## Work request
From the records, return each line that has the word "JSON" in it.

### Material provided

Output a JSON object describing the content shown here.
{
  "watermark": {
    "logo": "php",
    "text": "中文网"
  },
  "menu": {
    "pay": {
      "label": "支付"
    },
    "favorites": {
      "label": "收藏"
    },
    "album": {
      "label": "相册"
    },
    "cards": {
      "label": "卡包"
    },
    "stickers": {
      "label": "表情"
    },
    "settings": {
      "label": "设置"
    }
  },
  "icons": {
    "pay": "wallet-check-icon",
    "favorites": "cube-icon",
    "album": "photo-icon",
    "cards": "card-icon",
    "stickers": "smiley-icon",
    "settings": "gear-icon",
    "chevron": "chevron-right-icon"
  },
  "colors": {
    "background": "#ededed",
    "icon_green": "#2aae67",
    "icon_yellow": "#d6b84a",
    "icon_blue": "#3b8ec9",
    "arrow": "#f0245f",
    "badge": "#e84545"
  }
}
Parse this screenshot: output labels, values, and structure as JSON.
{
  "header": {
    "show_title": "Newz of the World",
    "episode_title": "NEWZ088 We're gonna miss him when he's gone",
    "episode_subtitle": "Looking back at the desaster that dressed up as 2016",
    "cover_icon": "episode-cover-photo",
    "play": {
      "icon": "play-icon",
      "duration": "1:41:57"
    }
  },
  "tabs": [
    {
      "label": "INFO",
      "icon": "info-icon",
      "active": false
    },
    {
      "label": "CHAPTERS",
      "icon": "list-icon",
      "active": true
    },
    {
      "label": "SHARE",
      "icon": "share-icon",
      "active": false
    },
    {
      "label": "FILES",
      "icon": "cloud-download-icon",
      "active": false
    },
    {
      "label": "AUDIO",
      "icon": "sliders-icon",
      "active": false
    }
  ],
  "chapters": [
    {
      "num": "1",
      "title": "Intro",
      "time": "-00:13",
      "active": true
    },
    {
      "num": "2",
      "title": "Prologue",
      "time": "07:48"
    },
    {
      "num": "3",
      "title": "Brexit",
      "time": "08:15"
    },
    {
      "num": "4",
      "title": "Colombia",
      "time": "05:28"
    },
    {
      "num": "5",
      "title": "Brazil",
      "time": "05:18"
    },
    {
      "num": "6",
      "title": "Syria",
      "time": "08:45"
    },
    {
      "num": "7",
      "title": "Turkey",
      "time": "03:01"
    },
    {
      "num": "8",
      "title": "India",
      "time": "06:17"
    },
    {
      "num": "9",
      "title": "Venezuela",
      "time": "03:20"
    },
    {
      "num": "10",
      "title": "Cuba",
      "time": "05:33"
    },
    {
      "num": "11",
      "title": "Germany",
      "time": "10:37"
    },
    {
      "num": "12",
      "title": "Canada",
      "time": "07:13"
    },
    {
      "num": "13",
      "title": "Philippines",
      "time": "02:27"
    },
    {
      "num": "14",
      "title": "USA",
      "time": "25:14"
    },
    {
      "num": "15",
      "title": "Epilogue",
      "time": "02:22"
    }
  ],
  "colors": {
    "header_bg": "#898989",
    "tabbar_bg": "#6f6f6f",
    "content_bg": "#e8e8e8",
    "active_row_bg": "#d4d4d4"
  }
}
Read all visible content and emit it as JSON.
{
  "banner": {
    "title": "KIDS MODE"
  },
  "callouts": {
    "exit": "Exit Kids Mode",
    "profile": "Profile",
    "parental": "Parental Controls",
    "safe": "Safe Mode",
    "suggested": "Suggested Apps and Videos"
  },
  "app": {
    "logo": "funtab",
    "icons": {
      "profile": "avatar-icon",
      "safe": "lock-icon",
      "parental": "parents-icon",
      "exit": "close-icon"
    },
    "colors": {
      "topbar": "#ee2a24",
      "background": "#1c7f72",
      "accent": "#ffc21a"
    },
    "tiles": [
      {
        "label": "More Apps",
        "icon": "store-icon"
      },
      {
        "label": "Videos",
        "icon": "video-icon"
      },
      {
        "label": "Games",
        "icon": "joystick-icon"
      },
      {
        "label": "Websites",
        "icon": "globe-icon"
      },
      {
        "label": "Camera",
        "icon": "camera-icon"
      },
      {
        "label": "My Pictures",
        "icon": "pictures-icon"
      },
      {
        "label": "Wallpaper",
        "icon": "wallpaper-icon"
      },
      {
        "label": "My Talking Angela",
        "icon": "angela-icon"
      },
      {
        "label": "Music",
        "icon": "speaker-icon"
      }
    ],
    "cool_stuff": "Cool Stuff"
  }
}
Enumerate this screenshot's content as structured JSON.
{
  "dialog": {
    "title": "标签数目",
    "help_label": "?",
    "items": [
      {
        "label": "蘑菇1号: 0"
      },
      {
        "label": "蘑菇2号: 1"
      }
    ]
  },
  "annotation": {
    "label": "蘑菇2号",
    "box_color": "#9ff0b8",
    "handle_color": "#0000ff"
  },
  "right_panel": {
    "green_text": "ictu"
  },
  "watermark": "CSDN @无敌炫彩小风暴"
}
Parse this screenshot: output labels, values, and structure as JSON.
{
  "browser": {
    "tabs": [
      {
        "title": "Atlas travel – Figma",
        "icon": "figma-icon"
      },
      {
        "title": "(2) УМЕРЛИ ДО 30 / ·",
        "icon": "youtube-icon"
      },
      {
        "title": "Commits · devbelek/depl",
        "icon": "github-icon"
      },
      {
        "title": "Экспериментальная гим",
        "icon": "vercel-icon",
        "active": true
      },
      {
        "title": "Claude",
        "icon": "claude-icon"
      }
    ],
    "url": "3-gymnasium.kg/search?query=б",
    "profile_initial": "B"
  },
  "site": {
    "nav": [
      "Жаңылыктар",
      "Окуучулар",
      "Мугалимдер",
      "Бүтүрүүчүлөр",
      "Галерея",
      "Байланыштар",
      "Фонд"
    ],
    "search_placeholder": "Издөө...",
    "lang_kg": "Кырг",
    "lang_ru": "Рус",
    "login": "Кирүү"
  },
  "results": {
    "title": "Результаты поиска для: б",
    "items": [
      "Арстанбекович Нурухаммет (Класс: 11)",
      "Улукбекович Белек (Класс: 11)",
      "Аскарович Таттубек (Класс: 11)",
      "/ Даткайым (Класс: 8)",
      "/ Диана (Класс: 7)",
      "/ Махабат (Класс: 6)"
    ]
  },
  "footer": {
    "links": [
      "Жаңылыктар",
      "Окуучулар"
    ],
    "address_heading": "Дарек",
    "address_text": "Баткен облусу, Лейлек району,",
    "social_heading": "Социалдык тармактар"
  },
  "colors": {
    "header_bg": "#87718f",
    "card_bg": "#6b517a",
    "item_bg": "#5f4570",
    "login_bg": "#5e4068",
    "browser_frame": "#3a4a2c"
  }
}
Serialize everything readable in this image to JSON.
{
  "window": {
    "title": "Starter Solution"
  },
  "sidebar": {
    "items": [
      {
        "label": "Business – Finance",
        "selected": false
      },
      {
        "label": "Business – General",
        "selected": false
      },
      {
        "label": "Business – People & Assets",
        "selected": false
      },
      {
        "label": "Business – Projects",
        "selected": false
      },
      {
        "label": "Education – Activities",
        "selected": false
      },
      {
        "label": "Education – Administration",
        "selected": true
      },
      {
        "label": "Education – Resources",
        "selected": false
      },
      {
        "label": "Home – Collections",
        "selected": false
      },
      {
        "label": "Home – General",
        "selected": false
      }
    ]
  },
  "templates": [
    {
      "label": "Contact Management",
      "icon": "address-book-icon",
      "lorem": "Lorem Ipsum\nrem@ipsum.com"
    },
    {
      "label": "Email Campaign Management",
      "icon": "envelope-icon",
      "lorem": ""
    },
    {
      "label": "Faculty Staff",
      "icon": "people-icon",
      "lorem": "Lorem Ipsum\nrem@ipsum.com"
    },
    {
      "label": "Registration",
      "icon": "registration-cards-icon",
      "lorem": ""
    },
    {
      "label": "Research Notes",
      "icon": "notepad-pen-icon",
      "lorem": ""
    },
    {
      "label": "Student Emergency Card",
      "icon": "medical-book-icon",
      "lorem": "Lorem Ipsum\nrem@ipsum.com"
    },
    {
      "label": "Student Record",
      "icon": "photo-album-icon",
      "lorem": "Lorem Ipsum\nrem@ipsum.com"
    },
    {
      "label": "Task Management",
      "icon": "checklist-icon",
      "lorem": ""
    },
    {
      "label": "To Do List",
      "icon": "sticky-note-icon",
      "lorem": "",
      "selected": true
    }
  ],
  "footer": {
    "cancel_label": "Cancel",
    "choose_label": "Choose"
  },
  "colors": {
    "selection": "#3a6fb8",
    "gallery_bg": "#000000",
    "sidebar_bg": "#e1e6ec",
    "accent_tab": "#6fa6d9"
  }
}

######

## Problem solution
Output a JSON object describing the content shown here.
Parse this screenshot: output labels, values, and structure as JSON.
Read all visible content and emit it as JSON.
Enumerate this screenshot's content as structured JSON.
Parse this screenshot: output labels, values, and structure as JSON.
Serialize everything readable in this image to JSON.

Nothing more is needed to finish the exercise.